## Exercise description:
Gather every line from the entries below that includes "this".

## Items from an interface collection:
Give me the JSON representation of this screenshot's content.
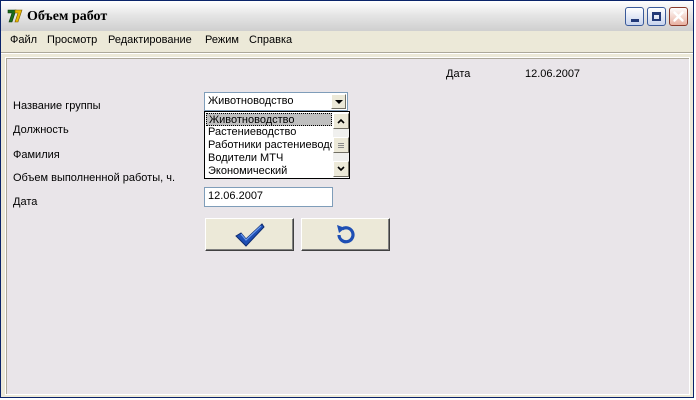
{
  "window": {
    "title": "Объем работ",
    "icon": "app-logo-icon"
  },
  "menu": {
    "items": [
      "Файл",
      "Просмотр",
      "Редактирование",
      "Режим",
      "Справка"
    ]
  },
  "header": {
    "date_label": "Дата",
    "date_value": "12.06.2007"
  },
  "form": {
    "group_label": "Название группы",
    "position_label": "Должность",
    "surname_label": "Фамилия",
    "work_label": "Объем выполненной работы, ч.",
    "date_label": "Дата",
    "group_value": "Животноводство",
    "date_value": "12.06.2007"
  },
  "dropdown": {
    "options": [
      "Животноводство",
      "Растениеводство",
      "Работники растениеводства",
      "Водители МТЧ",
      "Экономический"
    ],
    "selected_index": 0
  },
  "buttons": {
    "confirm_icon": "checkmark-icon",
    "refresh_icon": "refresh-icon"
  },
  "colors": {
    "title_gradient_top": "#ffffff",
    "client_bg": "#e9e5e9",
    "checkmark": "#1e4fb4"
  }
}
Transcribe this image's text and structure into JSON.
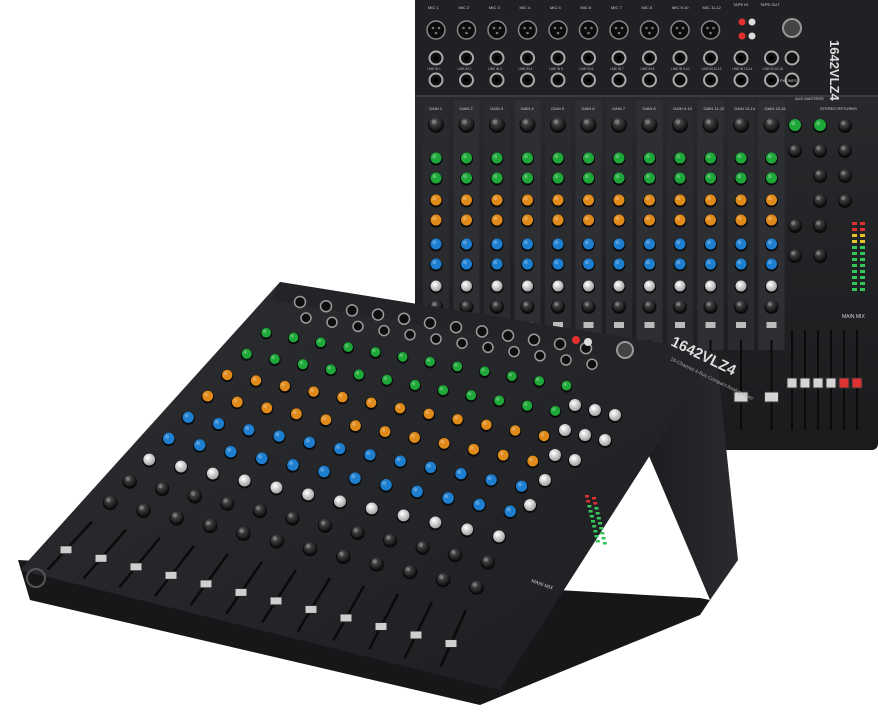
{
  "product": {
    "model": "1642VLZ4",
    "subtitle": "16-Channel 4-Bus Compact Analog Mixer"
  },
  "rear_mixer": {
    "input_labels": [
      "MIC 1",
      "MIC 2",
      "MIC 3",
      "MIC 4",
      "MIC 5",
      "MIC 6",
      "MIC 7",
      "MIC 8",
      "MIC 9-10",
      "MIC 11-12"
    ],
    "line_labels": [
      "LINE IN 1",
      "LINE IN 2",
      "LINE IN 3",
      "LINE IN 4",
      "LINE IN 5",
      "LINE IN 6",
      "LINE IN 7",
      "LINE IN 8",
      "LINE IN 9-10",
      "LINE IN 11-12",
      "LINE IN 13-14",
      "LINE IN 15-16"
    ],
    "gain_label": "GAIN",
    "channel_numbers": [
      "1",
      "2",
      "3",
      "4",
      "5",
      "6",
      "7",
      "8",
      "9-10",
      "11-12",
      "13-14",
      "15-16"
    ],
    "tape_labels": [
      "TAPE IN",
      "TAPE OUT"
    ],
    "phones_label": "PHONES",
    "aux_masters_label": "AUX MASTERS",
    "stereo_returns_label": "STEREO RETURNS",
    "main_mix_label": "MAIN MIX"
  },
  "front_mixer": {
    "main_mix_label": "MAIN MIX"
  },
  "colors": {
    "body": "#1b1c1e",
    "panel": "#2a2c2f",
    "eq_high": "#1fa83a",
    "eq_mid": "#e08a1a",
    "eq_low": "#1e7fd0",
    "knob_white": "#e8e8e8",
    "meter_green": "#34c759",
    "meter_red": "#e03030"
  }
}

## The answer:
Give me the JSON representation of this screenshot's content.
Transcribe this image's text and structure into JSON.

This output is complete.